California Surgeon General Dr. Nadine Burke Harris wants to screen every child, before they begin school, for trauma. Studies have shown that untreated childhood trauma can inhibit proper brain development and cause life-long health problems.
Dr. Harris offers her vision of what would follow the screening, “It could be it shows up in tummy aches. Or it’s impulse control and behavior, and we offer a care plan. Instead of reacting harshly and punitively, every educator is trained in recognizing these things. Instead of suspending and expelling or saying, ‘What’s wrong with you?’ we say, ‘What happened to you?’”
I see a direct correlation between childhood trauma and problems among coworkers. I think the number of people who experienced some form of trauma growing up is higher than what appears on the surface.
We typically think of trauma being caused by experiencing or witnessing some form of abuse, violence, or severe accident. However, there are many causes and levels of trauma severity. Chronic illness, parental strife, isolation, and even a well-meaning parent who lacks an understanding of their child’s sensitive nature can cause a degree of trauma.
When I was a therapist, I expected most clients to have had trauma in their history. After coaching business professionals for several years, it struck me how many of my clients had some kind of trauma in their past. They were, and are, high functioning folks who have achieved a lot. They are ambitious and want to contribute creatively. They often come to me because of a difficult to deal with boss or coworker, or because they want to become a stronger leader and learn better ways to handle issues with direct reports.

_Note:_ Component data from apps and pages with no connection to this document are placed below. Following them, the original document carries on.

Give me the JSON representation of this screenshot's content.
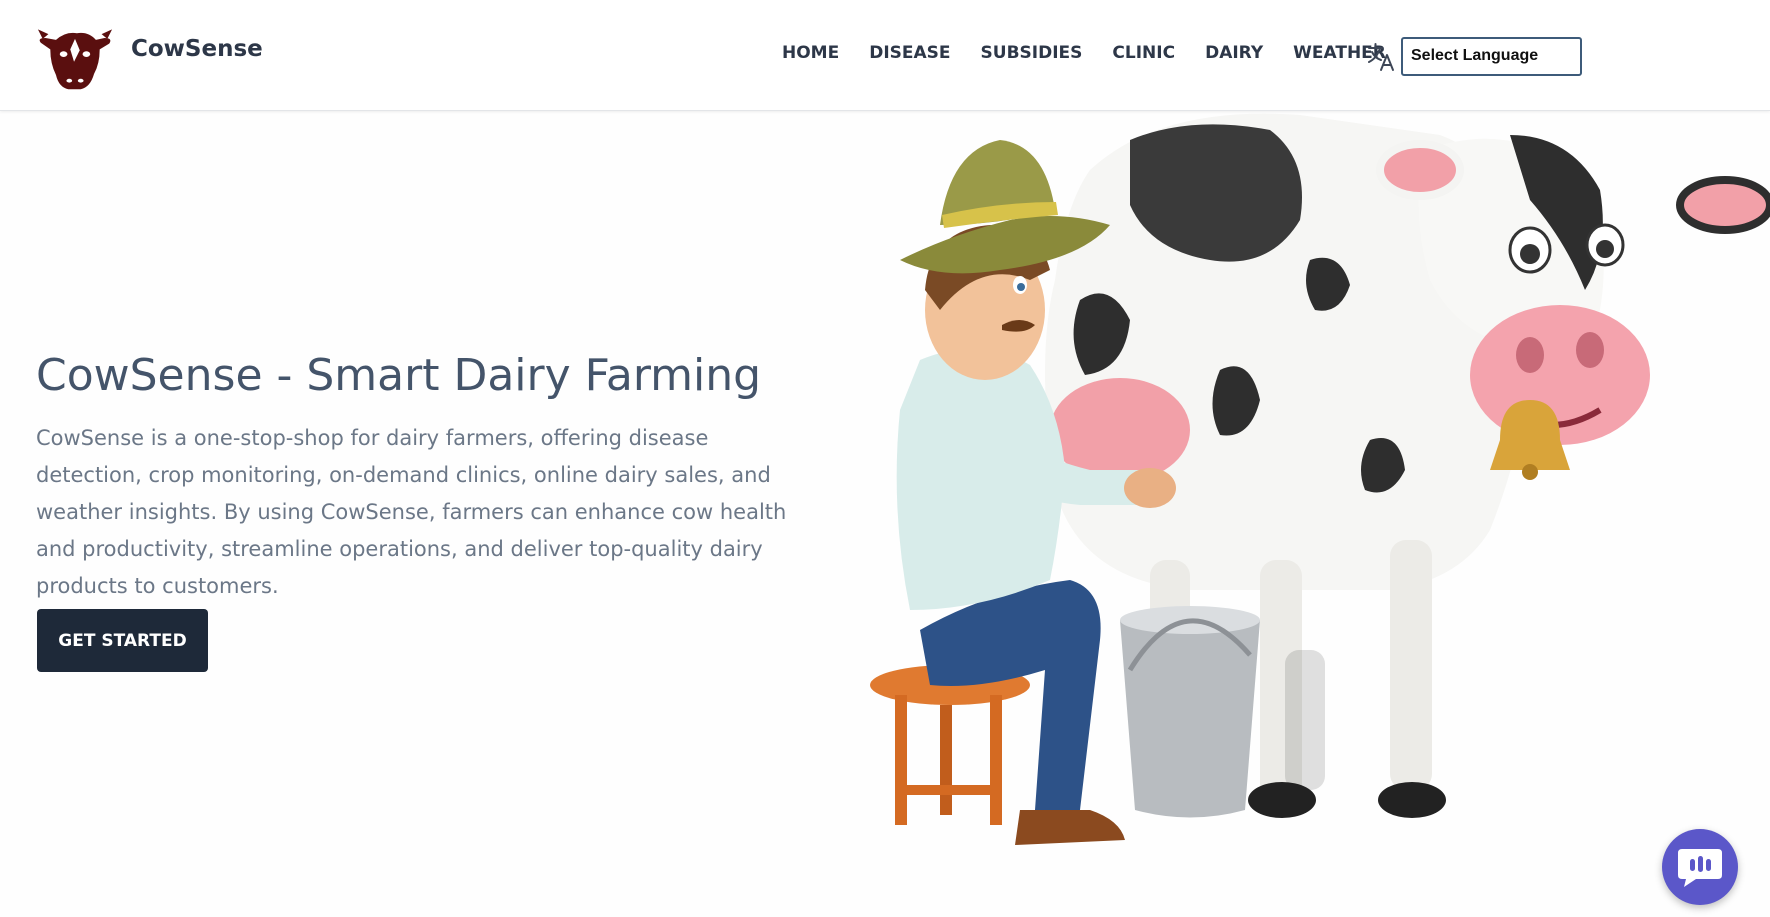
{
  "header": {
    "brand": "CowSense",
    "nav": [
      "HOME",
      "DISEASE",
      "SUBSIDIES",
      "CLINIC",
      "DAIRY",
      "WEATHER"
    ],
    "language_select": "Select Language"
  },
  "hero": {
    "title": "CowSense - Smart Dairy Farming",
    "description": "CowSense is a one-stop-shop for dairy farmers, offering disease detection, crop monitoring, on-demand clinics, online dairy sales, and weather insights. By using CowSense, farmers can enhance cow health and productivity, streamline operations, and deliver top-quality dairy products to customers.",
    "cta": "GET STARTED"
  },
  "icons": {
    "logo": "cow-head-icon",
    "translate": "translate-icon",
    "chat": "chat-bubble-icon"
  },
  "colors": {
    "brand_text": "#2d3748",
    "logo": "#5a0f0f",
    "cta_bg": "#1e2939",
    "chat_fab": "#5b57c9"
  }
}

Trauma shows up in the nervous system and habits of thinking and behavior that are essentially a process of self-protection. When there is even a small trauma that has not been released from the body, it gets activated by circumstances or other people’s behavior. Fear is sparked in the body, and the mind starts trying to make sense of it by projecting meaning that isn’t accurate.
If the trauma history is not severe, a lot of the old conditioning can be dismantled through self-awareness, reinforcing self-competency, and working with tools that calm the body and the nervous system. And, by strengthening thinking and behavior that creates a sense of safety while promoting self-esteem and self-confidence.
Stay tuned for tips on calming the body and how to ground yourself.